Are weight-loss drugs safe?


My local Safeway didn’t have a huge weight-loss pill selection. Zantrex-3 is promoted by Snooki–I think that is enough information on that one, eh?

If diet pills worked wouldn’t we all be skinny?
I have always been leery of diet pills.
I know as the new year is here some people may be thinking of taking them.
Personally I would not take them. But if you do, please do your research. Some are dangerous. Some have some very serious side effects. And it is questionable if they have long-term effects.
I also would recommend talking to your doctor before taking anything, whether over the counter or prescription. The research I did on a few pills all seemed to agree that they were for people who are obese and should only be taken in the short term.
It’s easy to lose weight quickly, but keeping it off is the real challenge and ultimate goal. And being healthy and maintaing a healthy lifestyle is really what is important.
Most, if not all, weight-loss pills will have in print somewhere that the drug should be combined with exercise and a balanced diet. So in other words, don’t think you can just take the pill and eat and drink whatever you want and stay sedentary and lose weight.
According to WebMD, Phentermine is an appetite suppressant. Phentermine is used in people who are significantly overweight (obese) and have not been able to lose enough weight with diet and exercise alone. … Some side effects: Dizziness, dry mouth, difficulty sleeping, irritability, nausea, vomiting, diarrhea, or constipation may occur.
According to WebMD, Alli (Xenical) blocks the enzyme that breaks down fats in your diet. Dietary fats need to be broken down into smaller pieces before the body can absorb them. Orlistat works by blocking the enzyme that breaks down fats in your diet. This undigested fat then passes out of your body in your bowel movement. Orlistat does not block the absorption of calories from sugar and other non-fat foods, so you still need to restrict your total intake of calories.

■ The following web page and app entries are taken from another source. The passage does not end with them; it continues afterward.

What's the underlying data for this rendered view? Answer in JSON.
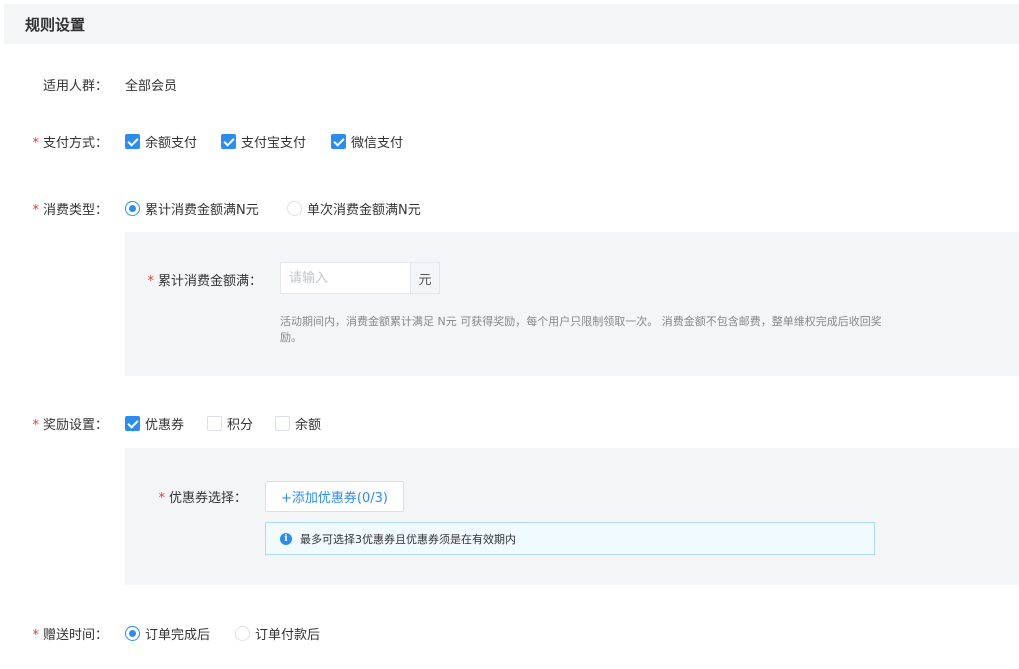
{
  "section": {
    "title": "规则设置"
  },
  "audience": {
    "label": "适用人群：",
    "value": "全部会员"
  },
  "payment": {
    "label": "支付方式：",
    "options": [
      {
        "label": "余额支付",
        "checked": true
      },
      {
        "label": "支付宝支付",
        "checked": true
      },
      {
        "label": "微信支付",
        "checked": true
      }
    ]
  },
  "consume_type": {
    "label": "消费类型：",
    "options": [
      {
        "label": "累计消费金额满N元",
        "selected": true
      },
      {
        "label": "单次消费金额满N元",
        "selected": false
      }
    ]
  },
  "threshold": {
    "label": "累计消费金额满：",
    "placeholder": "请输入",
    "value": "",
    "unit": "元",
    "hint": "活动期间内，消费金额累计满足 N元 可获得奖励，每个用户只限制领取一次。 消费金额不包含邮费，整单维权完成后收回奖励。"
  },
  "reward": {
    "label": "奖励设置：",
    "options": [
      {
        "label": "优惠券",
        "checked": true
      },
      {
        "label": "积分",
        "checked": false
      },
      {
        "label": "余额",
        "checked": false
      }
    ]
  },
  "coupon": {
    "label": "优惠券选择：",
    "add_button": "+添加优惠券(0/3)",
    "info": "最多可选择3优惠券且优惠券须是在有效期内"
  },
  "gift_time": {
    "label": "赠送时间：",
    "options": [
      {
        "label": "订单完成后",
        "selected": true
      },
      {
        "label": "订单付款后",
        "selected": false
      }
    ]
  },
  "required_mark": "*",
  "colors": {
    "accent": "#2d8cf0",
    "required": "#e4393c",
    "panel_bg": "#f4f5f7",
    "info_border": "#abdcff",
    "info_bg": "#f0faff"
  }
}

According to WebMD, a chemical in Hoodia called P57 is thought to decrease feelings of hunger. … There isn’t enough information to know if Hoodia is safe. … According to news reports, some samples of Hoodia sold on the Internet do not contain any Hoodia at all. You might not get what’s listed on the label.
Sensa is not a diet pill. But I see so many commercials for it that I decided to research it and address it.
According to the Sensa website, all it takes is 3 seconds to sprinkle it on food before you eat. There’s no need to change your diet, eat special meals, or starve yourself. (That’s where I start to question it. I mean, no you shouldn’t starve yourself … but you can keep eating hot fudge sundaes and buckets of friend chicken?) You can continue to eat what your family is eating and even go out to your favorite restaurants. SENSA® will help you eat less of the foods you love.
From a WebMD article, Sensa is intended to work with your sense of smell, fooling your brain and stomach into thinking you’re full, according to Alan Hirsch, MD, founder and neurologic director of the Smell and Taste Treatment and Research Foundation in Chicago, who developed Sensa crystals. … The lack of published scientific evidence on Sensa, along with a lack of diet and fitness guidelines to accompany the product, raise a red flag for some nutrition experts.
From another WebMD article: Keep in mind that these drugs are not a cure-all for obesity. The use of weight loss drugs should be combined with physical activity and improved diet to lose and maintain weight successfully over the long term. … Currently, most available weight loss drugs approved by the FDA are for short-term use, meaning a few weeks or months.
From the WebMD article on Sensa (linked above): Educating yourself about healthy eating and making simple, sustainable changes to your lifestyle are the keys to lasting weight loss. You can do that without buying a product.
I couldn’t have said it better myself.